─── Data in this exercise

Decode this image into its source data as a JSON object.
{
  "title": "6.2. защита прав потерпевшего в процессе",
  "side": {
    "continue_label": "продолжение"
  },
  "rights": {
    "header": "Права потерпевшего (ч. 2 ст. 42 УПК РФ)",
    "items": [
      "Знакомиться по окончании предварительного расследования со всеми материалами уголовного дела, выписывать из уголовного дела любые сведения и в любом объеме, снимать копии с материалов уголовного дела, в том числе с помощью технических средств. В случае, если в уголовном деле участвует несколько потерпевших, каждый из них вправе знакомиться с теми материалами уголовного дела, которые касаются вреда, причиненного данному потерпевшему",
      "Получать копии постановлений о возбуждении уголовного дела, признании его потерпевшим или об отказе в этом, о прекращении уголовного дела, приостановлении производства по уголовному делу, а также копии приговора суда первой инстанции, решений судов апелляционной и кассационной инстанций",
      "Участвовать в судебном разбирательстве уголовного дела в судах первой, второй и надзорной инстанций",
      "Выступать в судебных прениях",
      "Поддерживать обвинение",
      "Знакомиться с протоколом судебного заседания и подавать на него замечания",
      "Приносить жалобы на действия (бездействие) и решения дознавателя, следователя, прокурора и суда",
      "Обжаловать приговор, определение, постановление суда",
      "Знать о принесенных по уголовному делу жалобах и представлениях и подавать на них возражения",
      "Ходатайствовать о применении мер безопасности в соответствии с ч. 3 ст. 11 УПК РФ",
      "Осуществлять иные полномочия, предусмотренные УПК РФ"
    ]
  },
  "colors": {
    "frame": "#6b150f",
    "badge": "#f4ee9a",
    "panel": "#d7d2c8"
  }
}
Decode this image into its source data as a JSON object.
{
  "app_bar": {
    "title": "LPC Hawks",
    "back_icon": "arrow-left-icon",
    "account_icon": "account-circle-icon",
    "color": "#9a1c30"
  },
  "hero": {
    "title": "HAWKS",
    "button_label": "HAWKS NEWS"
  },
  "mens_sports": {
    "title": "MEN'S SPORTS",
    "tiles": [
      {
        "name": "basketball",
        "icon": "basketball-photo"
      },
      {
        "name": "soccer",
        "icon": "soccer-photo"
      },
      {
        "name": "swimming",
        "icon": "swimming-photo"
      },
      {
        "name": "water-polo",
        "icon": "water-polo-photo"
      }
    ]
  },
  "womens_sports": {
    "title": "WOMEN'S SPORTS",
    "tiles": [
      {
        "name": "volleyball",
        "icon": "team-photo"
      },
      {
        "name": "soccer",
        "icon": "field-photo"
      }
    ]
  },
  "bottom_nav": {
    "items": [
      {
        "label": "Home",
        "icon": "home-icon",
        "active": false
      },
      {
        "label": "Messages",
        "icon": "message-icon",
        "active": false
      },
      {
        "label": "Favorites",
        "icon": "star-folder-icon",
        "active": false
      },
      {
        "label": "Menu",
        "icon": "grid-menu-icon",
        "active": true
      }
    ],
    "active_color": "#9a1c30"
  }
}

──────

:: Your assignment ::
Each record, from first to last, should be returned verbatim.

:: Task output ::
Decode this image into its source data as a JSON object.
{
  "title": "6.2. защита прав потерпевшего в процессе",
  "side": {
    "continue_label": "продолжение"
  },
  "rights": {
    "header": "Права потерпевшего (ч. 2 ст. 42 УПК РФ)",
    "items": [
      "Знакомиться по окончании предварительного расследования со всеми материалами уголовного дела, выписывать из уголовного дела любые сведения и в любом объеме, снимать копии с материалов уголовного дела, в том числе с помощью технических средств. В случае, если в уголовном деле участвует несколько потерпевших, каждый из них вправе знакомиться с теми материалами уголовного дела, которые касаются вреда, причиненного данному потерпевшему",
      "Получать копии постановлений о возбуждении уголовного дела, признании его потерпевшим или об отказе в этом, о прекращении уголовного дела, приостановлении производства по уголовному делу, а также копии приговора суда первой инстанции, решений судов апелляционной и кассационной инстанций",
      "Участвовать в судебном разбирательстве уголовного дела в судах первой, второй и надзорной инстанций",
      "Выступать в судебных прениях",
      "Поддерживать обвинение",
      "Знакомиться с протоколом судебного заседания и подавать на него замечания",
      "Приносить жалобы на действия (бездействие) и решения дознавателя, следователя, прокурора и суда",
      "Обжаловать приговор, определение, постановление суда",
      "Знать о принесенных по уголовному делу жалобах и представлениях и подавать на них возражения",
      "Ходатайствовать о применении мер безопасности в соответствии с ч. 3 ст. 11 УПК РФ",
      "Осуществлять иные полномочия, предусмотренные УПК РФ"
    ]
  },
  "colors": {
    "frame": "#6b150f",
    "badge": "#f4ee9a",
    "panel": "#d7d2c8"
  }
}
Decode this image into its source data as a JSON object.
{
  "app_bar": {
    "title": "LPC Hawks",
    "back_icon": "arrow-left-icon",
    "account_icon": "account-circle-icon",
    "color": "#9a1c30"
  },
  "hero": {
    "title": "HAWKS",
    "button_label": "HAWKS NEWS"
  },
  "mens_sports": {
    "title": "MEN'S SPORTS",
    "tiles": [
      {
        "name": "basketball",
        "icon": "basketball-photo"
      },
      {
        "name": "soccer",
        "icon": "soccer-photo"
      },
      {
        "name": "swimming",
        "icon": "swimming-photo"
      },
      {
        "name": "water-polo",
        "icon": "water-polo-photo"
      }
    ]
  },
  "womens_sports": {
    "title": "WOMEN'S SPORTS",
    "tiles": [
      {
        "name": "volleyball",
        "icon": "team-photo"
      },
      {
        "name": "soccer",
        "icon": "field-photo"
      }
    ]
  },
  "bottom_nav": {
    "items": [
      {
        "label": "Home",
        "icon": "home-icon",
        "active": false
      },
      {
        "label": "Messages",
        "icon": "message-icon",
        "active": false
      },
      {
        "label": "Favorites",
        "icon": "star-folder-icon",
        "active": false
      },
      {
        "label": "Menu",
        "icon": "grid-menu-icon",
        "active": true
      }
    ],
    "active_color": "#9a1c30"
  }
}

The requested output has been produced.